◆ PROMPT ◆
Where does the string "Python" occur in the entries below? Copy every line where it does.

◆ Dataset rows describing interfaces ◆
»»

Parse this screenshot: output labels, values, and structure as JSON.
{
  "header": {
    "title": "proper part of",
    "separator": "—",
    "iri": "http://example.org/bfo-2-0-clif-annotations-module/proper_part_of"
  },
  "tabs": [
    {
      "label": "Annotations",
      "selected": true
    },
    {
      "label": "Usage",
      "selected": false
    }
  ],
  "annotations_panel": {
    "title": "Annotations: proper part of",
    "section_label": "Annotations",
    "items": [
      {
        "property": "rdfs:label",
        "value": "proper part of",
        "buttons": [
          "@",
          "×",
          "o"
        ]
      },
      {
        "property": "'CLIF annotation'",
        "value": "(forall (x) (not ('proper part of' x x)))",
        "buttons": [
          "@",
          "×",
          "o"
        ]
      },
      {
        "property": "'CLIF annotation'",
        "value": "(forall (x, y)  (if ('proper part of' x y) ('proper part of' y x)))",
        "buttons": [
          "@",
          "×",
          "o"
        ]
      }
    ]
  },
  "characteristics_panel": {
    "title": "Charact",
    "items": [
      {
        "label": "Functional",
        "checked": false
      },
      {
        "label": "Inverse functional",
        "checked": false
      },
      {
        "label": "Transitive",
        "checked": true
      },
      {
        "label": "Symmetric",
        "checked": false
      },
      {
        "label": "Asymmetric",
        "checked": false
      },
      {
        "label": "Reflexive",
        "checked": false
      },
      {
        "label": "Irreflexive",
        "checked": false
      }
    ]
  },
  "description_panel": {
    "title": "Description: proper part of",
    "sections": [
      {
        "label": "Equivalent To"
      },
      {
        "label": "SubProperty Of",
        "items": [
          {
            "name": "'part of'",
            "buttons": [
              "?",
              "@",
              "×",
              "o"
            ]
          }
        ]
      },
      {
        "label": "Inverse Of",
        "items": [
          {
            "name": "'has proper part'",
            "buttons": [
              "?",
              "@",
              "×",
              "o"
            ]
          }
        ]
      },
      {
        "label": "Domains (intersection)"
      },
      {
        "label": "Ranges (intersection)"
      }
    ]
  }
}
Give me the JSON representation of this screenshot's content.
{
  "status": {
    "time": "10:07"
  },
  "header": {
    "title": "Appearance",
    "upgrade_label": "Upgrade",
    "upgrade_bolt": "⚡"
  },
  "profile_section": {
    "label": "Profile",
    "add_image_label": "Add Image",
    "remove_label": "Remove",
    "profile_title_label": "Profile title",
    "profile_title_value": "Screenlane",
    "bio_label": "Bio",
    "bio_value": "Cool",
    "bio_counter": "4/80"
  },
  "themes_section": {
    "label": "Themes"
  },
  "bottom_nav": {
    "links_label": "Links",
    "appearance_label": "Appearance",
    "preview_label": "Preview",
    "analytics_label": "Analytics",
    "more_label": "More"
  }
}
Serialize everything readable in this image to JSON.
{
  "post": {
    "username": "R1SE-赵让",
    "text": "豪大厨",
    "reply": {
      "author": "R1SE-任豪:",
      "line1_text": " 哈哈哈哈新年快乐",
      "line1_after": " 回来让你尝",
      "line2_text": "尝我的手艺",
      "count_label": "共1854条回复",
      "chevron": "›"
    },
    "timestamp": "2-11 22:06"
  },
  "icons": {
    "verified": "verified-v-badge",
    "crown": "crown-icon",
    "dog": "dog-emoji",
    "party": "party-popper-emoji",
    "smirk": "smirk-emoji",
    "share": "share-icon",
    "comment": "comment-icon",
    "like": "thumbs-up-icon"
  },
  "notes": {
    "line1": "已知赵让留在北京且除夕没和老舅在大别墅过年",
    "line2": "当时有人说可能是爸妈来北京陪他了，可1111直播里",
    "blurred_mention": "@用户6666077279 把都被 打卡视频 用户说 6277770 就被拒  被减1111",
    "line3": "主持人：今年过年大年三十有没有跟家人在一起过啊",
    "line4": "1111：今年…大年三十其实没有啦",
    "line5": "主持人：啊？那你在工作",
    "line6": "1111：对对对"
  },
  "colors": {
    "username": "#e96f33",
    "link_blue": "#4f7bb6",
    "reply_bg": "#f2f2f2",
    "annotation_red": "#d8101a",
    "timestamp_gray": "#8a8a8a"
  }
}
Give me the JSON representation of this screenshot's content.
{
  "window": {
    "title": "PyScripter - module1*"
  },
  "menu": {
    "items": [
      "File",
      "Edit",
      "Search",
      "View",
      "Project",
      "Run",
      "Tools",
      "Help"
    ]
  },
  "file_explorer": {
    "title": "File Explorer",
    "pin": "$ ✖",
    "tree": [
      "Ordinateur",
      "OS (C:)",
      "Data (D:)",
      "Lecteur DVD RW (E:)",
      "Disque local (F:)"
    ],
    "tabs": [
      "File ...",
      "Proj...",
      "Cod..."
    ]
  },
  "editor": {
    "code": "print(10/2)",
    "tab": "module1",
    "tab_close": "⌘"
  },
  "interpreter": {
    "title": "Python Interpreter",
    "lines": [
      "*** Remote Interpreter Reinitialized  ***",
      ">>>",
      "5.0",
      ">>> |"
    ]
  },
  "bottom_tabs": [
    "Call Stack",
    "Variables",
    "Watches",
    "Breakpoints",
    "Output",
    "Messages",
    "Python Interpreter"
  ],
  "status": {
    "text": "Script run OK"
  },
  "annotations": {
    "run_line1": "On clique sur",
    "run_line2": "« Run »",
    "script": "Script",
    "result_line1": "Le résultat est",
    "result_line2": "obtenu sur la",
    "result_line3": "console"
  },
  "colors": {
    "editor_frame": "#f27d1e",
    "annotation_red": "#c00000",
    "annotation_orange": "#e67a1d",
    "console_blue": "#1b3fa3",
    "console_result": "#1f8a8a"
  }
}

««

◆ RESPONSE FOR THIS EXERCISE ◆
    "title": "Python Interpreter",
    "Python Interpreter"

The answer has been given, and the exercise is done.